Usually the most important and costly item you will purchase in your lifetime will be a home to live in. The second most important and costly item will be the various cars your purchase and drive over your lifetime.
Car buyers are faced with a choice each time they begin shopping for an automobile: should I buy a brand new car or a pre-owned car. The decision can be quantified by weighing the pros and cons of both. On the pre-owned side, here are three reasons why buying a previously-owned car is a smart decision.
1. Minimizing Depreciation
The minute you take possession of a new car and drive it off the dealer’s lot, its resale value has dropped by approximately 20 percent. In other words, that $20,000 car is now worth only $16,000 thanks to that insidious work depreciation.
In addition, another 10 percent of depreciation is lost during the first year of ownership. That means the $20,000 car will usually Bluebook for only $14,000 after one year under normal usage.
That’s quite a financial hit. The smart thing to do is to look for a two-three year-old pre-owned car and avoid the huge markdown. Unless you absolutely must have the newest model of the car brand you favor, check out the pre-owned cars from that same manufacturer for a great saving.
2. Getting the Most Bang for your Buck
Say your car budget is $25,000. You can stretch that budget by 20-30 percent by shopping for pre-owned cars versus new ones. A three-year old car that is selling for $25,000 probably sold new for around $36,000. It probably has more extras and is a more luxurious model than the new $25,000 car you are considering. That “dream car” you wanted three years ago with more horsepower, larger seating capacity and luxury styling but was priced out of your range could now be yours as a pre-owned automobile.
Another thing to consider: today’s cars are vastly improved over the automobiles of only a decade ago. Where 100,000 miles used to be the death-knell of a car, today 200,000 miles is not out of reason for a car to last.
In addition, auto manufacturers no longer change style every year like they used to do back in the 1950s through 2000. It’s just not practical due to the high cost of retooling, so that three-year old pre-owned car is probably going to look very similar to the new models in the dealer showroom.
One word new-car buyers dread to hear after they acquire their new automobile is “lemon”. This is the term used to describe cars that have manufacturing defects that adversely affect the performance, safety or resale value of the car.
Occasionally an entire model line might have some sort of lemon defect and the manufacturer will issue a recall to correct the problems at their expenses.

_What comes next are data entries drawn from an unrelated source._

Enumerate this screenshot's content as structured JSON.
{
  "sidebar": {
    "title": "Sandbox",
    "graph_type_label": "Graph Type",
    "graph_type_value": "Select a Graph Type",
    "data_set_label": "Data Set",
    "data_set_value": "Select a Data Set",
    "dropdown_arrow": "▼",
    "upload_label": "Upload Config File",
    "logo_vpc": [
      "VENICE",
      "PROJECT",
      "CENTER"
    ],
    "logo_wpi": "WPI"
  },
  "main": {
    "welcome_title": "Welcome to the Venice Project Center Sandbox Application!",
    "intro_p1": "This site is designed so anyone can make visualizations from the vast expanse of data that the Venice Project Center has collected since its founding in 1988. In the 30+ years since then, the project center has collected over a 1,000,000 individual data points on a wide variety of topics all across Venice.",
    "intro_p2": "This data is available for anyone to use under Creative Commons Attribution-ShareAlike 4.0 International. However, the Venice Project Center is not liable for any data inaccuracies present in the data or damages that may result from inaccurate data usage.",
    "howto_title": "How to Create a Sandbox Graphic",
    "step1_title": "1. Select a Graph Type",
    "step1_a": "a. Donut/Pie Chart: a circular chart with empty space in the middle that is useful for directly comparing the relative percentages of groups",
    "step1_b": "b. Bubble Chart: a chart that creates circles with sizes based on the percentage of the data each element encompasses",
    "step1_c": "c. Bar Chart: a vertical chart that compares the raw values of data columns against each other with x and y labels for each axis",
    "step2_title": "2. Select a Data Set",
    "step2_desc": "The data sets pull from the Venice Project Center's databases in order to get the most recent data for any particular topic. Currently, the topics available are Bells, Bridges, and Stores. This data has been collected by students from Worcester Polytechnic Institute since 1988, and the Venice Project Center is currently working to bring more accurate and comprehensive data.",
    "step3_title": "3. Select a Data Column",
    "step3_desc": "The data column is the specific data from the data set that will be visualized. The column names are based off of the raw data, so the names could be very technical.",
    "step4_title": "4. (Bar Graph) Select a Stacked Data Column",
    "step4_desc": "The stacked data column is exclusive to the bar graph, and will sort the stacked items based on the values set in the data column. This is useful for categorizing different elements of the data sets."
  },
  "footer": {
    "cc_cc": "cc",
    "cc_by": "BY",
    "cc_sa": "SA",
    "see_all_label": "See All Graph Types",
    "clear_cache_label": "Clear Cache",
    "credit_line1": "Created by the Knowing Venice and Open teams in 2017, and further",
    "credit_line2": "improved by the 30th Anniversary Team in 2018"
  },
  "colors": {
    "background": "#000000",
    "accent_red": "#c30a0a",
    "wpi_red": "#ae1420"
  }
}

More likely, the new car-buyer is unlucky and ends us with an automobile that is constantly breaking down or needs tweaking on a number of small but irksome issues. Even though the problems are probably covered under a new-car warranty, the frustration and inconvenience of having to take your car in to the dealer time after time can be a real headache. Most of these “lemon” defects will be exposed and corrected in the first year of driving. The buyers of pre-owned cars shouldn’t have to worry about any “lemon” problems.
One thing you do want as a used car buyer is a maintenance history of the vehicle from the day it was driven off the new-car lot. One word of caution: although the car is scratch-free and the engine and transmission sound solid, don’t rely on your eyes or ears or what he seller says to evaluate the condition of the car you are considering buying.
Ask for proof that the car was maintained by looking at the owner’s maintenance record. Check to see if the extended car warranty is transferable to you as the new owner. Even better, if you purchase a pre-owned car from a dealer, you can check to see if the used vehicle has been inspected and meets the strict requirements for certification. In some cases, you can purchase an extended warranty from the dealer that will give you some peace of mind that you aren’t buying someone’s problem car.